Based on the second book in British author Susan Cooper's series of young-adult novels—winner of the 1974 Newberry Honor, a runner-up to the Newberry Medal—this old-fashioned, family-friendly coming-of-age film is eminently suitable for children, provided those children are Amish. While much is commendable in The Seeker: The Dark Is Rising, evoking the innocent charm and pleasure of those old “Hallmark Hall of Fame” children's specials, only children who have never been exposed to Star Wars, the Cartoon Network, videogames or 21st-century media in general could likely sit still through this ponderous, clumping fantasy with confusing and seemingly contradictory internal logic. Released in the wake of the Harry Potter movies and such fantasy epics as The Chronicles of Narnia: The Lion, the Witch and the Wardrobe (2005) and the underwhelming Eragon (2006) and Bridge to Terabithia (2007), this by-the-numbers exercise comes alive only when Ian McShane, as an avuncular mentor who doesn't really "get" kids, comes onscreen.

The standard puberty-allegory story finds 14-year-old Will Stanton (the bland yet annoying Alexander Ludwig) transplanted with his American family to a picture-perfect English village near London. And quite a family it is: five older brothers, one younger sister, and a mom and dad (Wendy Crewson and John Benjamin Hickey) with a tragic secret. Sad-sack dad, a physics professor, has had trouble keeping a job, hence the move to England (played by Romania).

Will, as is standard in kids’ stories, feel put-upon, picked-on and ordinary. Nobody understands what he's going through—even before he gets shanghaied into a mall-basement office by two security guards who evidently learned interrogation technique at Guantánamo and who turn into vicious, clawing crow-monsters that can only be stopped by…the doors back into the mall! Whew! Will later learns that mistress of the local manor Miss Greythorne (the marvelous, Maggie Smith-like Frances Conroy, late of "Six Feet Under"); her servant Merriman Lyon (McShane); and village handymen George (Jim Piddock) and Mr. Dawson (James Cosmo) are "Old Ones" who fight for the light against the evil Rider (Christopher Eccleston, another highlight), who wants to bring darkness upon the Earth. Why? Who knows? Just because.

Will, of course, turns out to be the latest Old One, who must collect six signs in order to beat the Rider. That job takes Will variously through time—which is easier to swallow that a series of silly plot points such as a marauding Viking who, after brutally pillaging a town, doesn't steal but trades his shield for Will's watch!
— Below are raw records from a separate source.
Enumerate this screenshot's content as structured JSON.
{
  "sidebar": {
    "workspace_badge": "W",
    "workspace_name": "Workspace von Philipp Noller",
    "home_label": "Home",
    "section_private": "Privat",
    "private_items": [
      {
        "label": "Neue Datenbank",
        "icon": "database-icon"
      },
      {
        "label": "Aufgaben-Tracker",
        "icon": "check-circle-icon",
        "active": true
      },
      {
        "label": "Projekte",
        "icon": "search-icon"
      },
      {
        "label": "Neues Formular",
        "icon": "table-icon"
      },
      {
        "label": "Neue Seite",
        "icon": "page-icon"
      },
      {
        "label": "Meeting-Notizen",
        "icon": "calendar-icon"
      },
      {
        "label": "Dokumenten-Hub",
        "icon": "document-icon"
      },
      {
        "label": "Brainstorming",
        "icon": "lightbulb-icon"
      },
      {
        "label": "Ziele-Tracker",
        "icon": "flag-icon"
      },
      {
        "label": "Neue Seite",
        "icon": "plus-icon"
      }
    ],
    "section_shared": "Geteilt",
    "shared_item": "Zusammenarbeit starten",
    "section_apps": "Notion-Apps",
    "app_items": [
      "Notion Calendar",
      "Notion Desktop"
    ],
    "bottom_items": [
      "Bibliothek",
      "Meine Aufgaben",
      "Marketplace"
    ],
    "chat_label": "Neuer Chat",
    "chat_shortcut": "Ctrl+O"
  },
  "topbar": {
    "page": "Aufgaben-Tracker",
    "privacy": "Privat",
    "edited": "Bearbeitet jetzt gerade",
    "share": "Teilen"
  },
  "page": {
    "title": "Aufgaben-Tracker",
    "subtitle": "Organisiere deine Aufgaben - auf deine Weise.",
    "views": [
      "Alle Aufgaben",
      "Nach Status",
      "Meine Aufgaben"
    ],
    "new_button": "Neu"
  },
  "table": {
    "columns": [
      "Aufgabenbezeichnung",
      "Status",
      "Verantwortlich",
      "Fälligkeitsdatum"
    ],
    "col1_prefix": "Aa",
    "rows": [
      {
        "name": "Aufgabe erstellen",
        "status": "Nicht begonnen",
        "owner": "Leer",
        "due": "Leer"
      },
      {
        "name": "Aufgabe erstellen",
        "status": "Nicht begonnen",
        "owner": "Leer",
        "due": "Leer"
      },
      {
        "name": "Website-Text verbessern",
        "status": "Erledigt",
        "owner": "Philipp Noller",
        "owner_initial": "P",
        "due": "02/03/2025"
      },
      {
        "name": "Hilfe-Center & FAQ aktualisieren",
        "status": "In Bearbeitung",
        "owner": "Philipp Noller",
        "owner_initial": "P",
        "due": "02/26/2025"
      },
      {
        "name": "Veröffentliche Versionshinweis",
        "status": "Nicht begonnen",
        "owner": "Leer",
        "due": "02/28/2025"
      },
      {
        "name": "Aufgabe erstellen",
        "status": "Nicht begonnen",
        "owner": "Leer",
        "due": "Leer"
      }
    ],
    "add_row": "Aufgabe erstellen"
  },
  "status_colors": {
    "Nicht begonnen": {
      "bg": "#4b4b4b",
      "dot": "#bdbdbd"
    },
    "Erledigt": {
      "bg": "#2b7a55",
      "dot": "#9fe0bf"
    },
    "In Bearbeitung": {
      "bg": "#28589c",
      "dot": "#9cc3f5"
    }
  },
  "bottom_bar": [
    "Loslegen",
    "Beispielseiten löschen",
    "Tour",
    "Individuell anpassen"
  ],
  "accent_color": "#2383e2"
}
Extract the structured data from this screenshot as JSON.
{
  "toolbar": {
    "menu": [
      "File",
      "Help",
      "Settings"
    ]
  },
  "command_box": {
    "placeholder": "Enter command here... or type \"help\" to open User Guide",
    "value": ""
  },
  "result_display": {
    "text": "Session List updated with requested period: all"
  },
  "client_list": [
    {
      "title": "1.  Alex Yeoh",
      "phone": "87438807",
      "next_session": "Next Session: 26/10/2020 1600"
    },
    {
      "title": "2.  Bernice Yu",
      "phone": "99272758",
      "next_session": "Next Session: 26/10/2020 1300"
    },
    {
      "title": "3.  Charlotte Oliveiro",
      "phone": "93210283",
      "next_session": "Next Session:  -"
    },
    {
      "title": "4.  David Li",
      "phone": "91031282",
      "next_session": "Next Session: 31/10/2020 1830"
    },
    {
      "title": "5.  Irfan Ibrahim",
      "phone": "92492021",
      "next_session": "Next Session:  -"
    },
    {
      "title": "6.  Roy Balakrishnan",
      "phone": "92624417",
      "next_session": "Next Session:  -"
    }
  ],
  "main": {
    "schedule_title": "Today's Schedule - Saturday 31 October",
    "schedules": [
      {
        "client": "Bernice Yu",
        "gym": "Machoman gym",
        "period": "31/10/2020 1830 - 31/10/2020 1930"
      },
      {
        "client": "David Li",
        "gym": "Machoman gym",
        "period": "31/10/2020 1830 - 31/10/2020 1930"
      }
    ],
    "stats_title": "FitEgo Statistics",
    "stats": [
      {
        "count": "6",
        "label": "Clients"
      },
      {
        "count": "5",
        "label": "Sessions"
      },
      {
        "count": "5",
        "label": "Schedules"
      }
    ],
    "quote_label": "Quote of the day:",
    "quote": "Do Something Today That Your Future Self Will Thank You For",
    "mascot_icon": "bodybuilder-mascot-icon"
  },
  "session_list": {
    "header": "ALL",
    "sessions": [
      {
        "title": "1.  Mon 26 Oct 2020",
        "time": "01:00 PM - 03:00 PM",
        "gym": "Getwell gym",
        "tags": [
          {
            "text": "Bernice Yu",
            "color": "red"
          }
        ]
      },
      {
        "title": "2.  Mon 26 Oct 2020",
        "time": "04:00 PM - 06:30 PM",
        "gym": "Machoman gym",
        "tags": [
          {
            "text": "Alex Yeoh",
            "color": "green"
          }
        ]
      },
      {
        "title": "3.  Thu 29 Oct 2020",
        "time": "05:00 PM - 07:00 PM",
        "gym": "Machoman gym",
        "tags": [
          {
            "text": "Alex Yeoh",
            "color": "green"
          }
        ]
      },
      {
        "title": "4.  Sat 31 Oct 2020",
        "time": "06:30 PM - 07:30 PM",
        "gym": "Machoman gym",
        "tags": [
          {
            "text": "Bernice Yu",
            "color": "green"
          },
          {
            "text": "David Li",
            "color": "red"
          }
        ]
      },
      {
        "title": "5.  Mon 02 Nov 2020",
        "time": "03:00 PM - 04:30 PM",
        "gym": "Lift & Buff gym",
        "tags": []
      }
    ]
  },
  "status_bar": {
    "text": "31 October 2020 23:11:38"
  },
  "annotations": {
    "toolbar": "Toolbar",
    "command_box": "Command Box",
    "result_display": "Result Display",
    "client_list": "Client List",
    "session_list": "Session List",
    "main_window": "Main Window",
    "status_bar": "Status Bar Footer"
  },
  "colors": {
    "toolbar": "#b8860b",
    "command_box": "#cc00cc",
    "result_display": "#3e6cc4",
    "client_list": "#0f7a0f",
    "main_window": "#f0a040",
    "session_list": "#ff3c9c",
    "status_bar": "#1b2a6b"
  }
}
This is the kind of movie where visibly supernatural things are happening, and yet the hero, for no reason, refuses to say what's going on and no one acts like anything's out of the ordinary.

Director David L. Cunningham—who directed the 2005 Disney TV adaptation of Laura Ingalls Wilder's novel Little House on the Prairie and the right-wing whitewash The Path to 9/11, and is the son of the founder of the evangelical Youth with a Mission group and the unaccredited University of the Nations—does offer some wonderfully stylistic, disorienting angles and lenses that give the film visual verve, and cinematographer Joel Ransom's work is sumptuous and sometimes stunning. Unfortunately, it's in the service of a clumsy and tedious tale.